But the rum runner's code revealed it’s message after months of trying when she clearly read the sender’s opening sentence to the intended receiver. It said “It’s OK, this code is unbreakable”. I’ll bet the champagne cork popped that day.

The next part about the doll lady is a bit long so I will tell you why I reference it now. Our world is much more complex now that we have discovered that we are living in a “duel type world” and trying to figure out what is real for us and is not real but impacts us just the same. We need to keep this in mind in searching the news stories each day. What is real? What does it mean? Even if we translate the words correctly we don't know if we understand their true impact on our lives.

Friedman was given a letter that was suspected to be from a Japanese spy dubbed “The Doll Lady”. The letter was captured by the Post Office because of some unusual words in it. Below is the real letter and then the translation that convicted the Doll Lady of Treason.

Actual Letter

January 27, 1942 My Most Gracious Friend

Please forgive my delay in writing to thank you for your kindness in sending my family the beautiful Christmas gifts. The girls were especially pleased.
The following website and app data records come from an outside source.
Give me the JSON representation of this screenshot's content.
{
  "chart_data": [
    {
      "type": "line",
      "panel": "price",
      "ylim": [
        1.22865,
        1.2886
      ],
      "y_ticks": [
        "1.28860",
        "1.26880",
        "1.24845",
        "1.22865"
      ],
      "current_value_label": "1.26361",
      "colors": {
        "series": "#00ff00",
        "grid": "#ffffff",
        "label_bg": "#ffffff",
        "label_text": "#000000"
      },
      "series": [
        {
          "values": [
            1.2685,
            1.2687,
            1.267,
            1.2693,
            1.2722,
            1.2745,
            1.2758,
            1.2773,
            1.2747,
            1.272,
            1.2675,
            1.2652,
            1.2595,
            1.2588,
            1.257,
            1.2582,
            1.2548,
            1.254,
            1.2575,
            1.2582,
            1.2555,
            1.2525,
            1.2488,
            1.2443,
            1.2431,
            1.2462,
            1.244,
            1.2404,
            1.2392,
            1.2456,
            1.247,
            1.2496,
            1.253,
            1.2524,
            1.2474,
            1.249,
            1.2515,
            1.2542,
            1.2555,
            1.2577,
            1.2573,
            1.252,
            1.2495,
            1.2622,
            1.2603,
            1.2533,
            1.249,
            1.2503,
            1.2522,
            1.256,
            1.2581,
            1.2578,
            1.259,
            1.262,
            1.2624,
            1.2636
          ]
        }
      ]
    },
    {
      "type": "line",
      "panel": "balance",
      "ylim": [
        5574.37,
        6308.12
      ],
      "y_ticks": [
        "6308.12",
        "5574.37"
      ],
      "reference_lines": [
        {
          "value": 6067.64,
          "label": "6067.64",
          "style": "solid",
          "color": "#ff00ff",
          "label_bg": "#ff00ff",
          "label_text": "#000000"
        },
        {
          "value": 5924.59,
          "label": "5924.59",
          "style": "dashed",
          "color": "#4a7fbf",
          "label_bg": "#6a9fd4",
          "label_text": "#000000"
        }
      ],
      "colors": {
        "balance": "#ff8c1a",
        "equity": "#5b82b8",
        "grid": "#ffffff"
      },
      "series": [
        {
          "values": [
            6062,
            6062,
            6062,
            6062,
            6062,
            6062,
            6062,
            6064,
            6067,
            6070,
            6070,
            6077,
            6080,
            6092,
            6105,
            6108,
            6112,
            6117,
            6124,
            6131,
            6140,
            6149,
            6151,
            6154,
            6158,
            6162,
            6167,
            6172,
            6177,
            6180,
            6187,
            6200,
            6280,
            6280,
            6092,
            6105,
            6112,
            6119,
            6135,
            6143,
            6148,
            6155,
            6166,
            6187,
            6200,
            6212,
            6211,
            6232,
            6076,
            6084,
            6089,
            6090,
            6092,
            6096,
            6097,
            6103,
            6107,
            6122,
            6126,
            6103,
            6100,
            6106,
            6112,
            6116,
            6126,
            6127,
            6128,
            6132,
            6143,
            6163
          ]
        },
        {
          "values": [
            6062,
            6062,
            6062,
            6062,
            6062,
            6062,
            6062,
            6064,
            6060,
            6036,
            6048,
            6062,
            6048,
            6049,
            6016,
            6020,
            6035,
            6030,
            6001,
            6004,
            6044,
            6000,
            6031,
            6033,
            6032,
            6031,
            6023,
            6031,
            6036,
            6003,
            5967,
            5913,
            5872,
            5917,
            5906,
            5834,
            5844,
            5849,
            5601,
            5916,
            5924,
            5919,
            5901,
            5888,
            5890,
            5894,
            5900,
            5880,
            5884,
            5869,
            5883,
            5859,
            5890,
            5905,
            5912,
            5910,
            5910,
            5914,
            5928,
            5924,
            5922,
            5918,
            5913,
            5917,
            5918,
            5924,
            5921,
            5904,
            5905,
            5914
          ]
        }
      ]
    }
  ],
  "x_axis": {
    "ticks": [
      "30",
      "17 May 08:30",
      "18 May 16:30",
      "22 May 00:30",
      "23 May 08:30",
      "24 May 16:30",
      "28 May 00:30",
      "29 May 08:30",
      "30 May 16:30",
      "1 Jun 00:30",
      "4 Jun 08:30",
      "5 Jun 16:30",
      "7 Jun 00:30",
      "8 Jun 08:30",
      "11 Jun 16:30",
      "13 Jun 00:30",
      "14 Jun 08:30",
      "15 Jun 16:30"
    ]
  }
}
I have been so very busy these days, This is the first time I have been over to Seattle for weeks. I came over today to meet my son who is here from Portland on business and to get my little Grand-daughter’s doll repaired. I must tell you this amusing story, the wife of an important business associate gave her an old German bisque doll dressed in a Hula grass skirt. It is a cheap horrid thing I do not like and wish we did not have to have it about. Well I broke this doll last month and now the person that gave this doll is coming to visit us next month. I walked all over Seattle to find someone to repair it, no one at home could or would try the task. Now I expect the damages to be repaired by the first week in February. In the meanwhile I hope and pray the important Gentleman’s wife will not come to visit us before that date.

I do hope you can read my typing, I am trying to learn type so I can be able to type records for the Red Cross. Please accept love and remembrances sent to you from Elizabeth. Sincerely, Maude Bowman


Translation

This is a somewhat belated rejoicing of the victory at Pearl Harbor. The Japanese Navy is to be much congratulated on their good work. We, their friends here, are elated over it.

(Please recognize your authorized correspondent. I am in Seattle and have the following report).

There is a battleship here, damaged at Pearl Harbor, being repaired. It is one of the older battleships; but is considered of sufficient value to be worthy of repair. It is expected that the repairs will be completed by the first week of February. I wish that the Japanese Navy could make a visit here soon before February and destroy it completely by that time.

(I hope that my reference to my poor typing, like the paragraph above referring to family will convince you that I am your authorized correspondent for this type of information).

(Another signal of authentication is personal greetings from “Elizabeth”).


92 views0 comments

Recent Posts

See All

Note From Jim Regarding the 1% Interest.

Is this why Wells Fargo Bank recently revoked all Lines of Credit to customers, fearful that they would all max out their cards overnight causing the bank to have more cash reserves on hand which they